* Dataset rows describing interfaces *
========================================================================

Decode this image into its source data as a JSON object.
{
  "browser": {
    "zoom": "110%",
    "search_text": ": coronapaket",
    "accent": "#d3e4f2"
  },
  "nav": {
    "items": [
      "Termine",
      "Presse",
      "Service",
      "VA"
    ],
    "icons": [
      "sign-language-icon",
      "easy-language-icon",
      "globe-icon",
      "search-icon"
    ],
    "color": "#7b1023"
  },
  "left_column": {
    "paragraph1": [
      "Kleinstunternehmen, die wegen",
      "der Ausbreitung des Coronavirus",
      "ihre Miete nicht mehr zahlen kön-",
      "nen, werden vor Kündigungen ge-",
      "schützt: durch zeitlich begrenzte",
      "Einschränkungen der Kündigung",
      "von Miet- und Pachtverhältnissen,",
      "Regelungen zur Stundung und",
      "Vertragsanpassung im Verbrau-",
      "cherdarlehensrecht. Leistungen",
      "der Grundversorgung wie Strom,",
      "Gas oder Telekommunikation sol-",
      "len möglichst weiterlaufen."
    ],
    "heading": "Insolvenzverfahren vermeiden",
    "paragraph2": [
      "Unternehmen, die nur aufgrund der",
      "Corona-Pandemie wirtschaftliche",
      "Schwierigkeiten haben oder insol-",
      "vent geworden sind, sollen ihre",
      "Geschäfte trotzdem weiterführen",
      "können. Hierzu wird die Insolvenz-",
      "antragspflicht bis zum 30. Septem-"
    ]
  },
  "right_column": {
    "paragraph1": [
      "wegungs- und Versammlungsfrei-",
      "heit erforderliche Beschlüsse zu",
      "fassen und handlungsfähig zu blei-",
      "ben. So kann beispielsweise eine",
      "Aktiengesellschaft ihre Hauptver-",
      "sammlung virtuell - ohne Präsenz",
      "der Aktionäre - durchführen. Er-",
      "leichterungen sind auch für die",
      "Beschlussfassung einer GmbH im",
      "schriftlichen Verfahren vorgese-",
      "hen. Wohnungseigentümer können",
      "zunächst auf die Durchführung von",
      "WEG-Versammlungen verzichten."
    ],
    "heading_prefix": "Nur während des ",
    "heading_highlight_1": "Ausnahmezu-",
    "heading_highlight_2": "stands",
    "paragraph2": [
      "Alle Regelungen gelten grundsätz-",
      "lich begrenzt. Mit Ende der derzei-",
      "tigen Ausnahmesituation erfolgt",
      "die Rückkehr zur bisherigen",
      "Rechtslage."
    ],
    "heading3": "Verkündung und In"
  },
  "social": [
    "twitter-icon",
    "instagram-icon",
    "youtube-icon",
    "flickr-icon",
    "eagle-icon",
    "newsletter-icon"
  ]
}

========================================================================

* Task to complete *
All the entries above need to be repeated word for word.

* Output for this task *
Decode this image into its source data as a JSON object.
{
  "browser": {
    "zoom": "110%",
    "search_text": ": coronapaket",
    "accent": "#d3e4f2"
  },
  "nav": {
    "items": [
      "Termine",
      "Presse",
      "Service",
      "VA"
    ],
    "icons": [
      "sign-language-icon",
      "easy-language-icon",
      "globe-icon",
      "search-icon"
    ],
    "color": "#7b1023"
  },
  "left_column": {
    "paragraph1": [
      "Kleinstunternehmen, die wegen",
      "der Ausbreitung des Coronavirus",
      "ihre Miete nicht mehr zahlen kön-",
      "nen, werden vor Kündigungen ge-",
      "schützt: durch zeitlich begrenzte",
      "Einschränkungen der Kündigung",
      "von Miet- und Pachtverhältnissen,",
      "Regelungen zur Stundung und",
      "Vertragsanpassung im Verbrau-",
      "cherdarlehensrecht. Leistungen",
      "der Grundversorgung wie Strom,",
      "Gas oder Telekommunikation sol-",
      "len möglichst weiterlaufen."
    ],
    "heading": "Insolvenzverfahren vermeiden",
    "paragraph2": [
      "Unternehmen, die nur aufgrund der",
      "Corona-Pandemie wirtschaftliche",
      "Schwierigkeiten haben oder insol-",
      "vent geworden sind, sollen ihre",
      "Geschäfte trotzdem weiterführen",
      "können. Hierzu wird die Insolvenz-",
      "antragspflicht bis zum 30. Septem-"
    ]
  },
  "right_column": {
    "paragraph1": [
      "wegungs- und Versammlungsfrei-",
      "heit erforderliche Beschlüsse zu",
      "fassen und handlungsfähig zu blei-",
      "ben. So kann beispielsweise eine",
      "Aktiengesellschaft ihre Hauptver-",
      "sammlung virtuell - ohne Präsenz",
      "der Aktionäre - durchführen. Er-",
      "leichterungen sind auch für die",
      "Beschlussfassung einer GmbH im",
      "schriftlichen Verfahren vorgese-",
      "hen. Wohnungseigentümer können",
      "zunächst auf die Durchführung von",
      "WEG-Versammlungen verzichten."
    ],
    "heading_prefix": "Nur während des ",
    "heading_highlight_1": "Ausnahmezu-",
    "heading_highlight_2": "stands",
    "paragraph2": [
      "Alle Regelungen gelten grundsätz-",
      "lich begrenzt. Mit Ende der derzei-",
      "tigen Ausnahmesituation erfolgt",
      "die Rückkehr zur bisherigen",
      "Rechtslage."
    ],
    "heading3": "Verkündung und In"
  },
  "social": [
    "twitter-icon",
    "instagram-icon",
    "youtube-icon",
    "flickr-icon",
    "eagle-icon",
    "newsletter-icon"
  ]
}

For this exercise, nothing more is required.